[WHAT YOU NEED TO DO] Look over the material below and count the lines that include "Afti". Give only the total.

[RECORDED DATA]
***

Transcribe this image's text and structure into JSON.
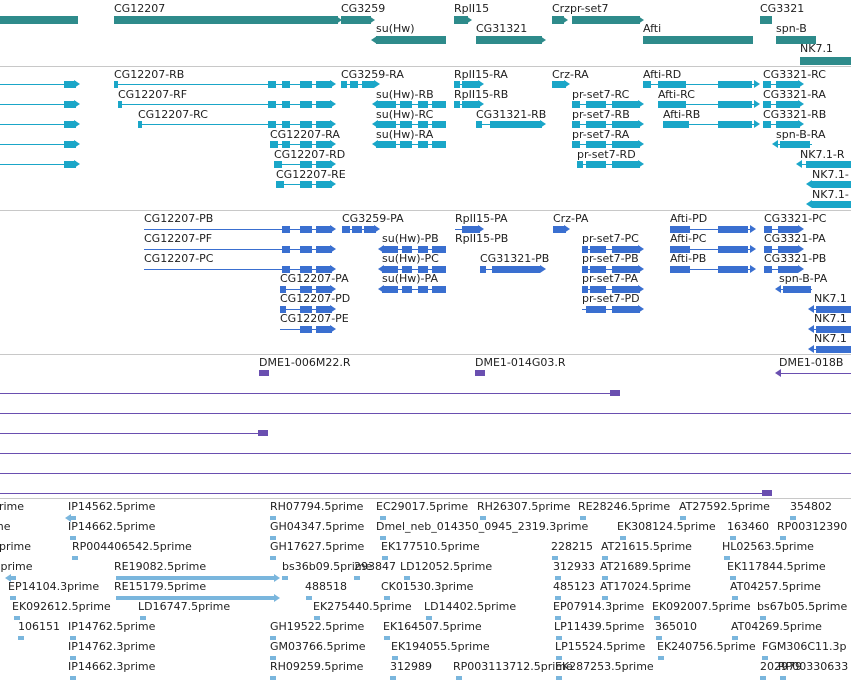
{
  "colors": {
    "gene": "#2e8b8b",
    "mrna": "#1aa6c8",
    "cds": "#3a6fd0",
    "clone": "#6a4fb0",
    "est": "#7ab6dd",
    "separator": "#c8c8c8"
  },
  "tracks": {
    "genes": {
      "labels": [
        {
          "text": "CG12207"
        },
        {
          "text": "CG3259"
        },
        {
          "text": "RpII15"
        },
        {
          "text": "Crzpr-set7"
        },
        {
          "text": "CG3321"
        },
        {
          "text": "su(Hw)"
        },
        {
          "text": "CG31321"
        },
        {
          "text": "Afti"
        },
        {
          "text": "spn-B"
        },
        {
          "text": "NK7.1"
        }
      ]
    },
    "transcripts": {
      "labels": [
        {
          "text": "CG12207-RB"
        },
        {
          "text": "CG3259-RA"
        },
        {
          "text": "RpII15-RA"
        },
        {
          "text": "Crz-RA"
        },
        {
          "text": "Afti-RD"
        },
        {
          "text": "CG3321-RC"
        },
        {
          "text": "CG12207-RF"
        },
        {
          "text": "su(Hw)-RB"
        },
        {
          "text": "RpII15-RB"
        },
        {
          "text": "pr-set7-RC"
        },
        {
          "text": "Afti-RC"
        },
        {
          "text": "CG3321-RA"
        },
        {
          "text": "CG12207-RC"
        },
        {
          "text": "su(Hw)-RC"
        },
        {
          "text": "CG31321-RB"
        },
        {
          "text": "pr-set7-RB"
        },
        {
          "text": "Afti-RB"
        },
        {
          "text": "CG3321-RB"
        },
        {
          "text": "CG12207-RA"
        },
        {
          "text": "su(Hw)-RA"
        },
        {
          "text": "pr-set7-RA"
        },
        {
          "text": "spn-B-RA"
        },
        {
          "text": "CG12207-RD"
        },
        {
          "text": "pr-set7-RD"
        },
        {
          "text": "NK7.1-R"
        },
        {
          "text": "CG12207-RE"
        },
        {
          "text": "NK7.1-"
        },
        {
          "text": "NK7.1-"
        }
      ]
    },
    "proteins": {
      "labels": [
        {
          "text": "CG12207-PB"
        },
        {
          "text": "CG3259-PA"
        },
        {
          "text": "RpII15-PA"
        },
        {
          "text": "Crz-PA"
        },
        {
          "text": "Afti-PD"
        },
        {
          "text": "CG3321-PC"
        },
        {
          "text": "CG12207-PF"
        },
        {
          "text": "su(Hw)-PB"
        },
        {
          "text": "RpII15-PB"
        },
        {
          "text": "pr-set7-PC"
        },
        {
          "text": "Afti-PC"
        },
        {
          "text": "CG3321-PA"
        },
        {
          "text": "CG12207-PC"
        },
        {
          "text": "su(Hw)-PC"
        },
        {
          "text": "CG31321-PB"
        },
        {
          "text": "pr-set7-PB"
        },
        {
          "text": "Afti-PB"
        },
        {
          "text": "CG3321-PB"
        },
        {
          "text": "CG12207-PA"
        },
        {
          "text": "su(Hw)-PA"
        },
        {
          "text": "pr-set7-PA"
        },
        {
          "text": "spn-B-PA"
        },
        {
          "text": "CG12207-PD"
        },
        {
          "text": "pr-set7-PD"
        },
        {
          "text": "NK7.1"
        },
        {
          "text": "CG12207-PE"
        },
        {
          "text": "NK7.1"
        },
        {
          "text": "NK7.1"
        }
      ]
    },
    "clones": {
      "labels": [
        {
          "text": "DME1-006M22.R"
        },
        {
          "text": "DME1-014G03.R"
        },
        {
          "text": "DME1-018B"
        }
      ]
    },
    "ests": {
      "labels": [
        {
          "text": "prime"
        },
        {
          "text": "IP14562.5prime"
        },
        {
          "text": "RH07794.5prime"
        },
        {
          "text": "EC29017.5prime"
        },
        {
          "text": "RH26307.5prime"
        },
        {
          "text": "RE28246.5prime"
        },
        {
          "text": "AT27592.5prime"
        },
        {
          "text": "354802"
        },
        {
          "text": "ime"
        },
        {
          "text": "IP14662.5prime"
        },
        {
          "text": "GH04347.5prime"
        },
        {
          "text": "Dmel_neb_014350_0945_2319.3prime"
        },
        {
          "text": "EK308124.5prime"
        },
        {
          "text": "163460"
        },
        {
          "text": "RP00312390"
        },
        {
          "text": "3prime"
        },
        {
          "text": "RP004406542.5prime"
        },
        {
          "text": "GH17627.5prime"
        },
        {
          "text": "EK177510.5prime"
        },
        {
          "text": "228215"
        },
        {
          "text": "AT21615.5prime"
        },
        {
          "text": "HL02563.5prime"
        },
        {
          "text": ".5prime"
        },
        {
          "text": "RE19082.5prime"
        },
        {
          "text": "bs36b09.5prime"
        },
        {
          "text": "293847"
        },
        {
          "text": "LD12052.5prime"
        },
        {
          "text": "312933"
        },
        {
          "text": "AT21689.5prime"
        },
        {
          "text": "EK117844.5prime"
        },
        {
          "text": "EP14104.3prime"
        },
        {
          "text": "RE15179.5prime"
        },
        {
          "text": "488518"
        },
        {
          "text": "CK01530.3prime"
        },
        {
          "text": "485123"
        },
        {
          "text": "AT17024.5prime"
        },
        {
          "text": "AT04257.5prime"
        },
        {
          "text": "EK092612.5prime"
        },
        {
          "text": "LD16747.5prime"
        },
        {
          "text": "EK275440.5prime"
        },
        {
          "text": "LD14402.5prime"
        },
        {
          "text": "EP07914.3prime"
        },
        {
          "text": "EK092007.5prime"
        },
        {
          "text": "bs67b05.5prime"
        },
        {
          "text": "106151"
        },
        {
          "text": "IP14762.5prime"
        },
        {
          "text": "GH19522.5prime"
        },
        {
          "text": "EK164507.5prime"
        },
        {
          "text": "LP11439.5prime"
        },
        {
          "text": "365010"
        },
        {
          "text": "AT04269.5prime"
        },
        {
          "text": "IP14762.3prime"
        },
        {
          "text": "GM03766.5prime"
        },
        {
          "text": "EK194055.5prime"
        },
        {
          "text": "LP15524.5prime"
        },
        {
          "text": "EK240756.5prime"
        },
        {
          "text": "FGM306C11.3p"
        },
        {
          "text": "IP14662.3prime"
        },
        {
          "text": "RH09259.5prime"
        },
        {
          "text": "312989"
        },
        {
          "text": "RP003113712.5prime"
        },
        {
          "text": "EK287253.5prime"
        },
        {
          "text": "202979"
        },
        {
          "text": "RP00330633"
        }
      ]
    }
  }
}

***

[RESULT OF THE EXERCISE] 7